Communication sent to healthcare workers and seen by Bhekisisa suggests the Eastern Cape health department is considering using private laboratories, the NHLS did not confirm this.  Gcukumana says the government laboratory service is making use of spare test kits from private and academic laboratories.

The province will also be recruiting 38 new staff including a pathologist, scientist, technologists and clerks, according to Chetty’s presentation. 

“We need quick movement on results so that people can be taken to isolation or treatment, and so that health workers can decide in which wards to put them or whether to send them home,“ Mhkize told journalists at a press conference.

New equipment is also heading to NHLS labs in East London and Port Elizabeth.  

In Gauteng and KwaZulu-Natal, the NHLS has also added additional workers, equipment and testing sites, Chetty told Parliament.
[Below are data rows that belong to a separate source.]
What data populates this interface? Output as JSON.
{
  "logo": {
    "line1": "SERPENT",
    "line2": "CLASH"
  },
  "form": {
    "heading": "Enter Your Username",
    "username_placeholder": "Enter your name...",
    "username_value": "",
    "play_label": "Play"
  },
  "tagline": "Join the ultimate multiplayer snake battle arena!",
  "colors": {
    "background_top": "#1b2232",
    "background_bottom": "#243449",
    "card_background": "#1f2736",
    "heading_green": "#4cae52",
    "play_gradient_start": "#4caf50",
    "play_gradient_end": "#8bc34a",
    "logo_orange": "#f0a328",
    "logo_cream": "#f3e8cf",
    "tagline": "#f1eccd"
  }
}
Both provinces have struck deal with private sector labs to deal with almost 40 000 unprocessed tests between the two provinces. 

Academic laboratories in KwaZulu-Natal are expected to begin processing SARS-Cov-2 tests by the end of this week and research laboratories in the Western Cape are preparing to do the same.

But Chetty warns that turning to the academic and private sectors is no silver bullet: “The problems we’re facing in the NHLS are exactly the same as what the private and academic labs are struggling with.”

Western Cape: New policy reduces waiting times for some

The Western Cape accounts for nearly two-thirds of all reported COVID-19 cases in South Africa since the country’s outbreak began. Doctors there say that the province’s plan to test fewer people has cut waiting times for healthcare worker test results significantly.  The province has also made use of private labs to process some essential worker tests.

“The turnaround time for health worker tests is between one and two days,” says James Porter, a specialist family physician at the public sector Symphony Way Community Day Centre in Delft outside Cape Town. 

Tests results for patients already in hospital usually come back within a day, Chetty told Parliament.  

The outcomes of tests for patients who aren’t in hospital, however, are still backlogged. Porter says he recently received a test result of a sample he took a month ago. 

“That turnaround time of 30 days makes the original test completely pointless. Those results are useless to us on the ground,” he told Bhekisisa.  

As a result of the backlog, Porter and his colleagues at other primary health care facilities only test people who are well enough to be sent home to self-isolate. People who can’t isolate at home are sent to government isolation facilities. 

He explains: “If there’s a patient who is very sick, we send them to hospital because they’ve got much faster testing times there.” — Additional reporting by Laura Lopez Gonzalez